This book presents the model of place-based community engagement as a powerful process for attaining more positive and enduring results in local communities and stimulating wider engagement by campus constituencies. Drawing upon the concept of collective impact and using data-driven decision making, place-based initiatives build long term partnerships based upon a shared vision. Done thoughtfully, these place-based initiatives have attained impressive results.

Our initiatives have garnered high honors and interest nationwide as a model of university-led community engagement. Through the high awareness of the Youth Initiative, we’re able to share out learnings on a bigger stage, serving as a model for universities seeking new ways to engage with their communities.

  • Seattle University has been recognized as one of the top 25 universities for service learning by U.S. News and World Report for the past 10 years.
  • The Carnegie Foundation selected Seattle University for its Community Engagement Classification in 2020, indicating an institutional commitment to community engagement.
  • In 2020, Seattle University was awarded the Richard Guarasci Award for Institutional Transformation, one of only four Impact Awards among a national network of 1,000 Campus Compact member institutions.
  • CCE Executive Director Kent Koth and Erica Yamamura (faculty in College of Education) co-authored a book (Stylus 2018) that profiles Seattle University and four other higher education institutions pursuing place-based engagement. Koth and Yamamura have given keynotes at numerous regional and national conferences.
  • In 2017, the Center for Community Engagement launched the Place-Based Justice Network, uniting 36 member institutions (and growing) in pursuing place-based strategies like the Seattle University Youth Initiative (SUYI).
  • In 2012, The White House honored Seattle University with the Presidential Award for Community Service, the highest recognition by the federal government to a college or university for its civic engagement, service learning and volunteerism. In 2013, the Youth Initiative made the President’s Higher Education Honor Roll with Distinction for community service.

Community engagement as defined by The Carnegie Foundation: “describes collaboration between institutions of higher education and their larger communities (local, regional/state, national, global) for the mutually beneficial exchange of knowledge and resources in a context of partnership and reciprocity. The purpose of community engagement is the partnership of college and university knowledge and resources with those of the public and private sectors to enrich scholarship, research, and creative activity; enhance curriculum, teaching and learning; prepare educated, engaged citizens; strengthen democratic values and civic responsibility; address critical societal issues; and contribute to the public good.”

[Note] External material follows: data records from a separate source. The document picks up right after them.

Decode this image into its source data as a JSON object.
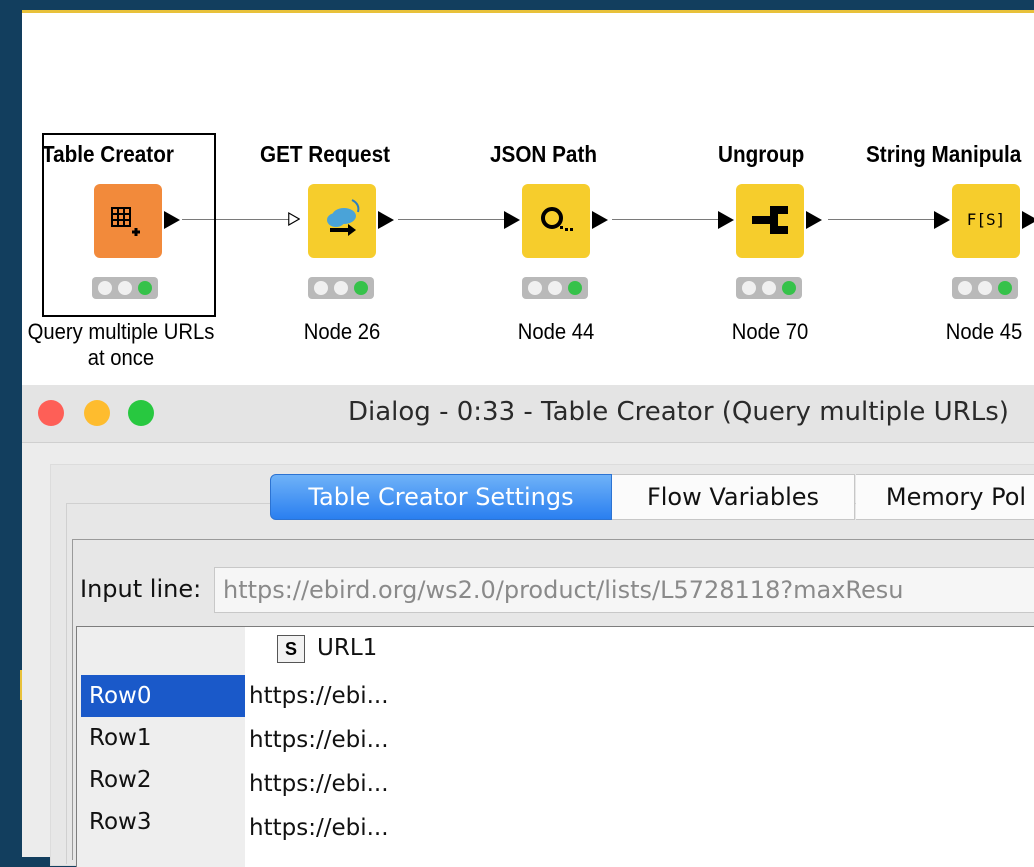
{
  "workflow": {
    "nodes": [
      {
        "title": "Table Creator",
        "label_line1": "Query multiple URLs",
        "label_line2": "at once",
        "icon": "table-plus-icon",
        "color": "#f28a3b"
      },
      {
        "title": "GET Request",
        "label_line1": "Node 26",
        "icon": "cloud-arrow-icon",
        "color": "#f6cd2c"
      },
      {
        "title": "JSON Path",
        "label_line1": "Node 44",
        "icon": "json-path-icon",
        "color": "#f6cd2c"
      },
      {
        "title": "Ungroup",
        "label_line1": "Node 70",
        "icon": "ungroup-icon",
        "color": "#f6cd2c"
      },
      {
        "title": "String Manipula",
        "label_line1": "Node 45",
        "icon": "string-manipulation-icon",
        "icon_text": "F[S]",
        "color": "#f6cd2c"
      }
    ]
  },
  "dialog": {
    "title": "Dialog - 0:33 - Table Creator (Query multiple URLs)",
    "tabs": [
      "Table Creator Settings",
      "Flow Variables",
      "Memory Pol"
    ],
    "input_label": "Input line:",
    "input_value": "https://ebird.org/ws2.0/product/lists/L5728118?maxResu",
    "column": {
      "type": "S",
      "name": "URL1"
    },
    "rows": [
      {
        "label": "Row0",
        "value": "https://ebi..."
      },
      {
        "label": "Row1",
        "value": "https://ebi..."
      },
      {
        "label": "Row2",
        "value": "https://ebi..."
      },
      {
        "label": "Row3",
        "value": "https://ebi..."
      }
    ],
    "window_controls": {
      "close": "#fe5f57",
      "minimize": "#febc2e",
      "zoom": "#28c840"
    }
  }
}
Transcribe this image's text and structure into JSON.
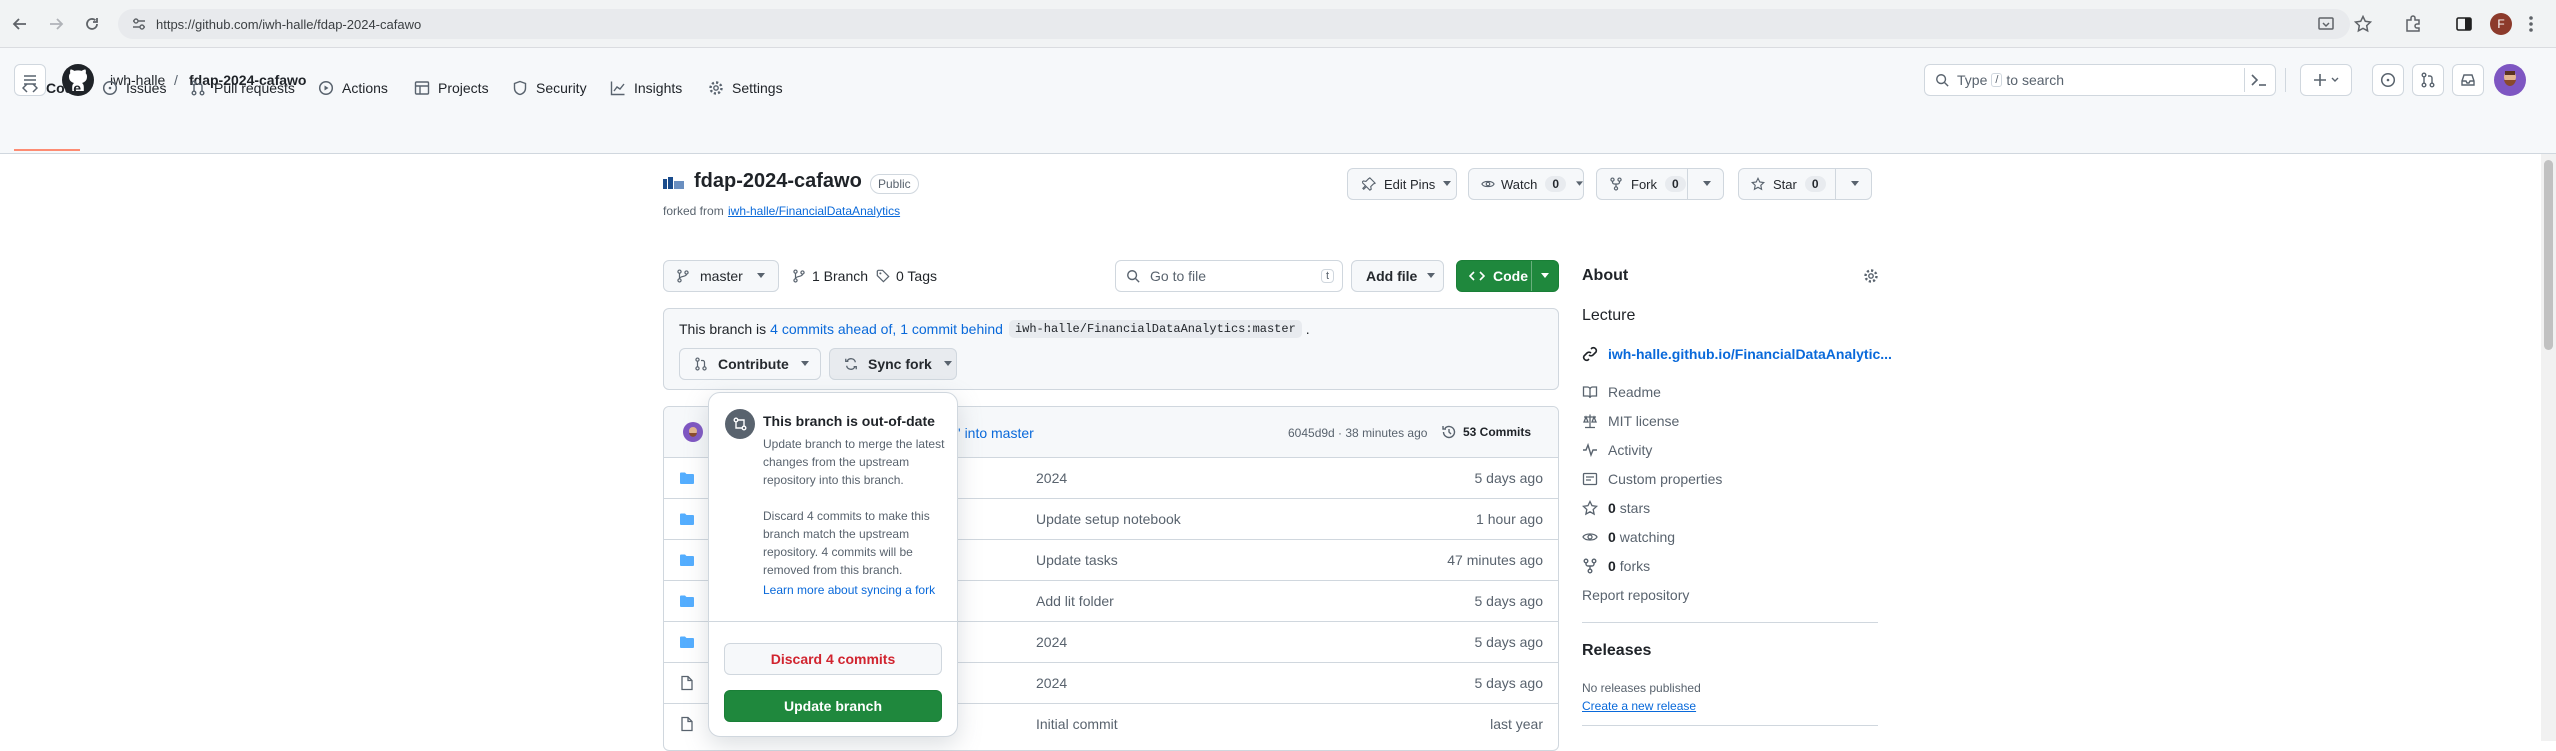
{
  "browser": {
    "url": "https://github.com/iwh-halle/fdap-2024-cafawo",
    "profile_initial": "F"
  },
  "header": {
    "owner": "iwh-halle",
    "separator": "/",
    "repo": "fdap-2024-cafawo",
    "search_prefix": "Type",
    "search_key": "/",
    "search_suffix": "to search"
  },
  "tabs": [
    {
      "label": "Code"
    },
    {
      "label": "Issues"
    },
    {
      "label": "Pull requests"
    },
    {
      "label": "Actions"
    },
    {
      "label": "Projects"
    },
    {
      "label": "Security"
    },
    {
      "label": "Insights"
    },
    {
      "label": "Settings"
    }
  ],
  "repo": {
    "name": "fdap-2024-cafawo",
    "visibility": "Public",
    "forked_from_prefix": "forked from",
    "forked_from": "iwh-halle/FinancialDataAnalytics",
    "edit_pins": "Edit Pins",
    "watch": "Watch",
    "watch_count": "0",
    "fork": "Fork",
    "fork_count": "0",
    "star": "Star",
    "star_count": "0"
  },
  "toolbar": {
    "branch": "master",
    "branches": "1 Branch",
    "tags": "0 Tags",
    "goto_placeholder": "Go to file",
    "goto_key": "t",
    "add_file": "Add file",
    "code": "Code"
  },
  "status": {
    "prefix": "This branch is",
    "ahead": "4 commits ahead of,",
    "behind": "1 commit behind",
    "upstream": "iwh-halle/FinancialDataAnalytics:master",
    "suffix": ".",
    "contribute": "Contribute",
    "sync_fork": "Sync fork"
  },
  "commit": {
    "message_tail": "' into master",
    "sha_time": "6045d9d · 38 minutes ago",
    "commits": "53 Commits"
  },
  "files": [
    {
      "message": "2024",
      "time": "5 days ago",
      "type": "folder"
    },
    {
      "message": "Update setup notebook",
      "time": "1 hour ago",
      "type": "folder"
    },
    {
      "message": "Update tasks",
      "time": "47 minutes ago",
      "type": "folder"
    },
    {
      "message": "Add lit folder",
      "time": "5 days ago",
      "type": "folder"
    },
    {
      "message": "2024",
      "time": "5 days ago",
      "type": "folder"
    },
    {
      "message": "2024",
      "time": "5 days ago",
      "type": "file"
    },
    {
      "message": "Initial commit",
      "time": "last year",
      "type": "file"
    }
  ],
  "popover": {
    "title": "This branch is out-of-date",
    "p1": "Update branch to merge the latest changes from the upstream repository into this branch.",
    "p2": "Discard 4 commits to make this branch match the upstream repository. 4 commits will be removed from this branch.",
    "learn_more": "Learn more about syncing a fork",
    "discard": "Discard 4 commits",
    "update": "Update branch"
  },
  "about": {
    "heading": "About",
    "description": "Lecture",
    "website": "iwh-halle.github.io/FinancialDataAnalytic...",
    "items": [
      "Readme",
      "MIT license",
      "Activity",
      "Custom properties"
    ],
    "stars_count": "0",
    "stars_label": "stars",
    "watching_count": "0",
    "watching_label": "watching",
    "forks_count": "0",
    "forks_label": "forks",
    "report": "Report repository"
  },
  "releases": {
    "heading": "Releases",
    "none": "No releases published",
    "create": "Create a new release"
  }
}
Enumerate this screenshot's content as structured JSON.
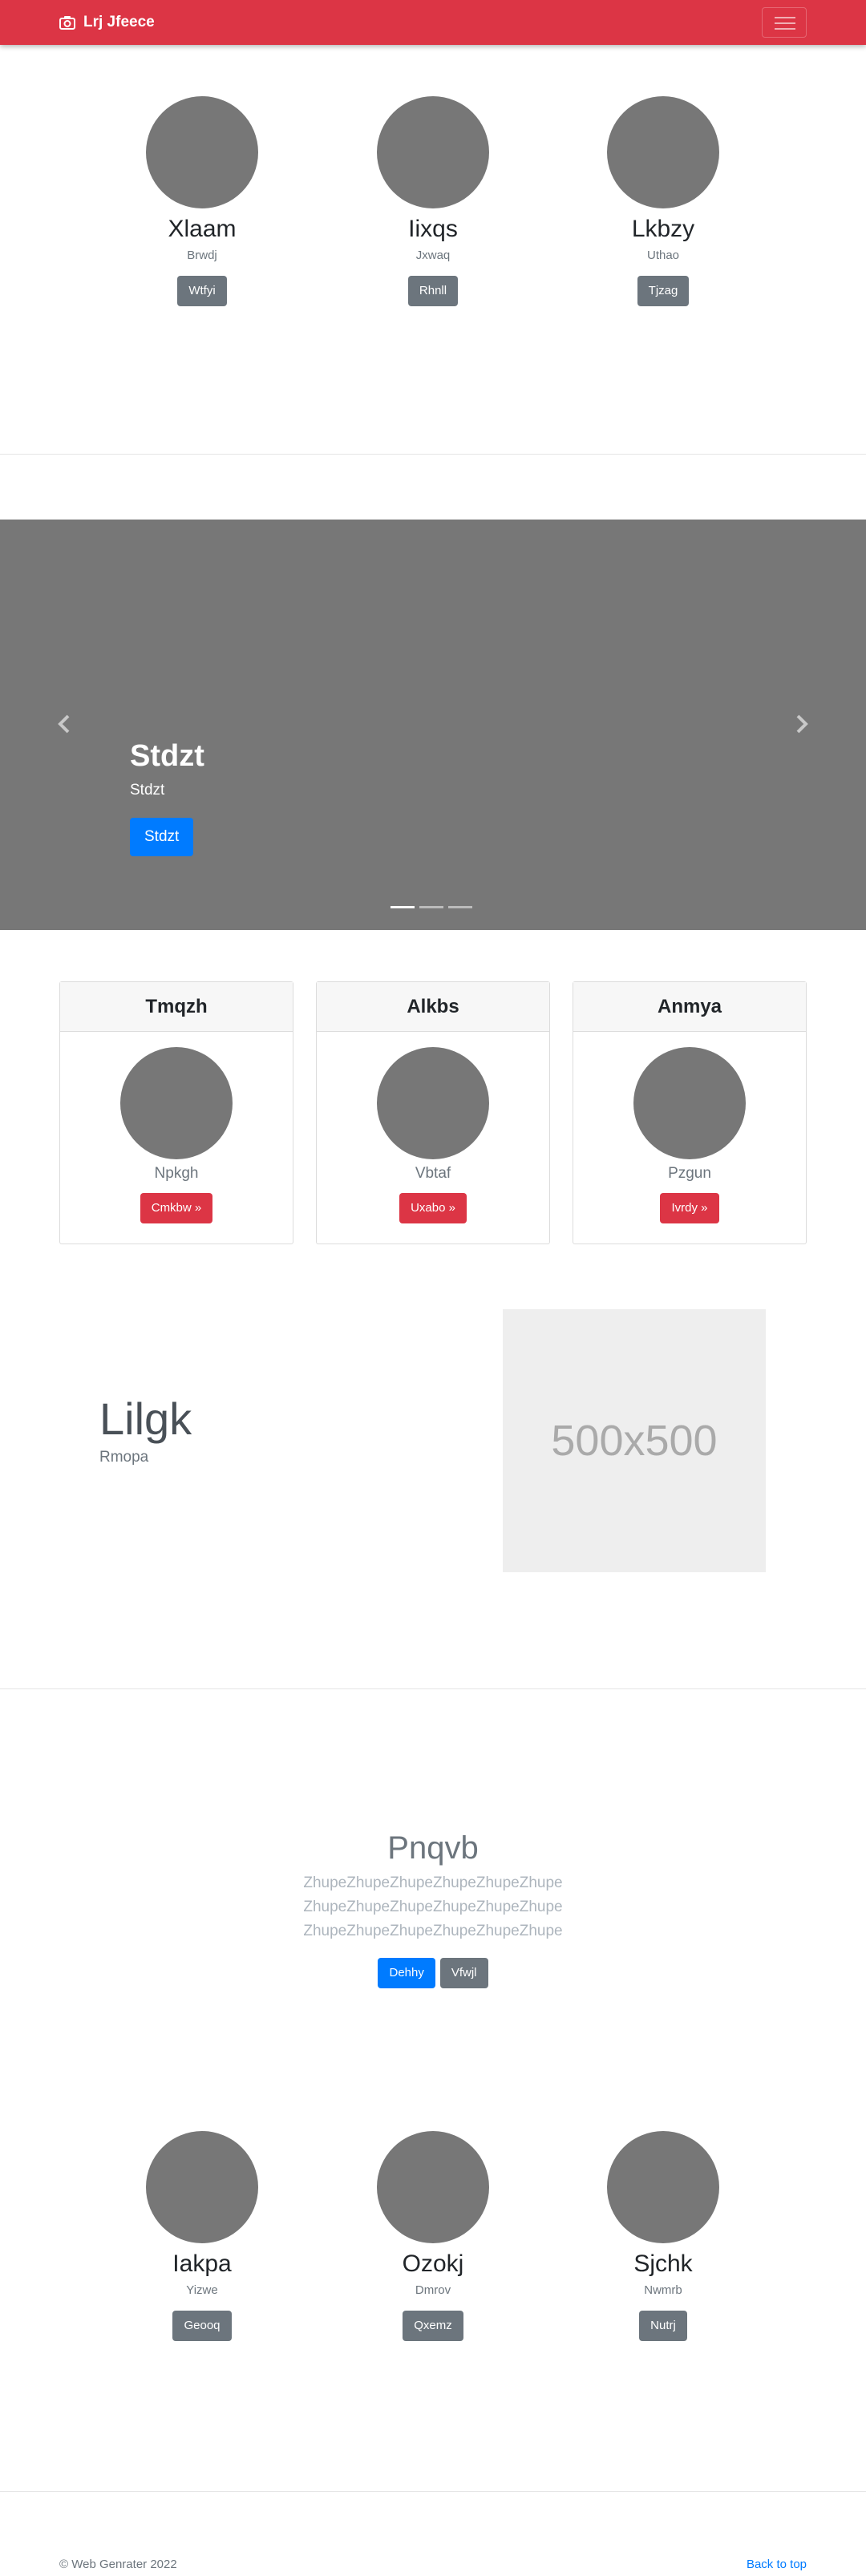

"For two decades, the Sundborg Center has been at the forefront of bridging town and gown. The team at CCE has been important thought leaders shaping the field of place-based community engagement. What we appreciate so much is the generosity of spirit and collegiality. They are considered leaders in convening and sharing wisdom with colleagues from across the country on how to intentionally co-create and integrate community voice and wisdom." —Chris Nayve, AVP for community engagement, University of San Diego.

"Our families, our children, our businesses didn't have access to the knowledge, innovation, energy of youth, resources, creativity and new development that SU represented until the Sundborg Center for Community Engagement was created. The vault of wealth was opened and the professors and students came out into the community to share the wealth in the form of the Reading Out Loud Early (ROLE) program that prepared our toddlers and young mothers transitioning from homelessness for pre-school, plus hired staff that opened up the purchasing department at SU for Black Businesses to get contracts." —Evelyn Thomas Allen, Convener, Black Community Impact Alliance

“This effort is absent even a hint of artifice. The relationship between Seattle U and its neighbors works both ways. A community gets to tap into the considerable resources of the private university on the hill and Seattle U gets to sharpen the Jesuit philosophy of public service that helps distinguish it from other schools.” —The Seattle Times